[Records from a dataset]

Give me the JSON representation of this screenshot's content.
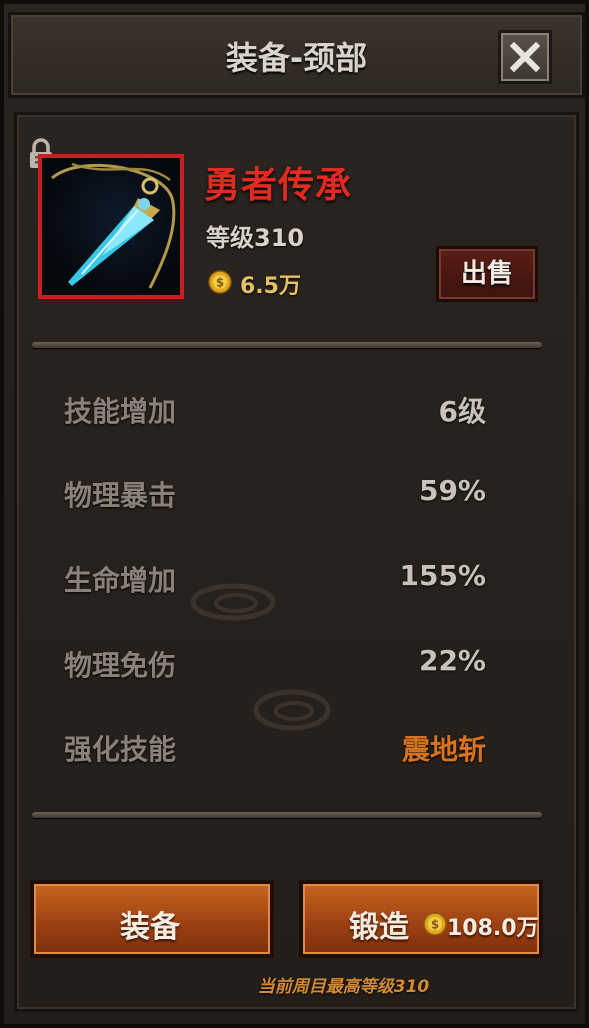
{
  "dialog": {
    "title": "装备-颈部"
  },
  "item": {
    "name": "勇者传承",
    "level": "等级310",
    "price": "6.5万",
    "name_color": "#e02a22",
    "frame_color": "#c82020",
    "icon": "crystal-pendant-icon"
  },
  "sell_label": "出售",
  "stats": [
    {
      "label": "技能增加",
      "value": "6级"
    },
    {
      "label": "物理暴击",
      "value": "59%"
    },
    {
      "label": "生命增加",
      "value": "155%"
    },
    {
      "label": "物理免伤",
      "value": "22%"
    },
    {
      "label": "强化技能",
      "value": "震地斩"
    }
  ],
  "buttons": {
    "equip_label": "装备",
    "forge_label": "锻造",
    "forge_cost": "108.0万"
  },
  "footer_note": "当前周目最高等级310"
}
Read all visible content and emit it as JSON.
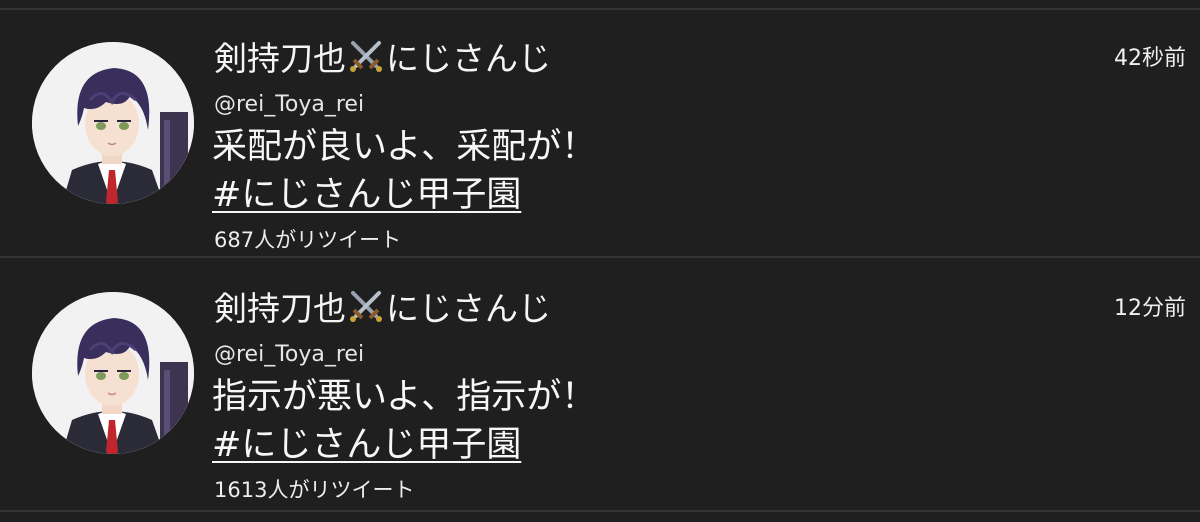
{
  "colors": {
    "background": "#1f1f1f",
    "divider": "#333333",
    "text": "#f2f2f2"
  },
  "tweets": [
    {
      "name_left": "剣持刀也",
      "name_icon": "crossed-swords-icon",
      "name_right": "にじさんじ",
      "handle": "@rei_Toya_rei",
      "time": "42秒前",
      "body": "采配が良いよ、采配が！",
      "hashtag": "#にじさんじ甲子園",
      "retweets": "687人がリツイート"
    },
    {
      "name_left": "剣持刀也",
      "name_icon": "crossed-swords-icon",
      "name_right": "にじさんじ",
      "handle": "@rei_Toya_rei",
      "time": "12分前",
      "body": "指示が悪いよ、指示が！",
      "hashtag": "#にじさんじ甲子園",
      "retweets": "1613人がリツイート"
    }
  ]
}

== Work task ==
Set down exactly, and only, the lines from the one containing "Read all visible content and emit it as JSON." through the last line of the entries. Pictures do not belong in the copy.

== Task output ==
Read all visible content and emit it as JSON.
{
  "colors": {
    "background": "#1f1f1f",
    "divider": "#333333",
    "text": "#f2f2f2"
  },
  "tweets": [
    {
      "name_left": "剣持刀也",
      "name_icon": "crossed-swords-icon",
      "name_right": "にじさんじ",
      "handle": "@rei_Toya_rei",
      "time": "42秒前",
      "body": "采配が良いよ、采配が！",
      "hashtag": "#にじさんじ甲子園",
      "retweets": "687人がリツイート"
    },
    {
      "name_left": "剣持刀也",
      "name_icon": "crossed-swords-icon",
      "name_right": "にじさんじ",
      "handle": "@rei_Toya_rei",
      "time": "12分前",
      "body": "指示が悪いよ、指示が！",
      "hashtag": "#にじさんじ甲子園",
      "retweets": "1613人がリツイート"
    }
  ]
}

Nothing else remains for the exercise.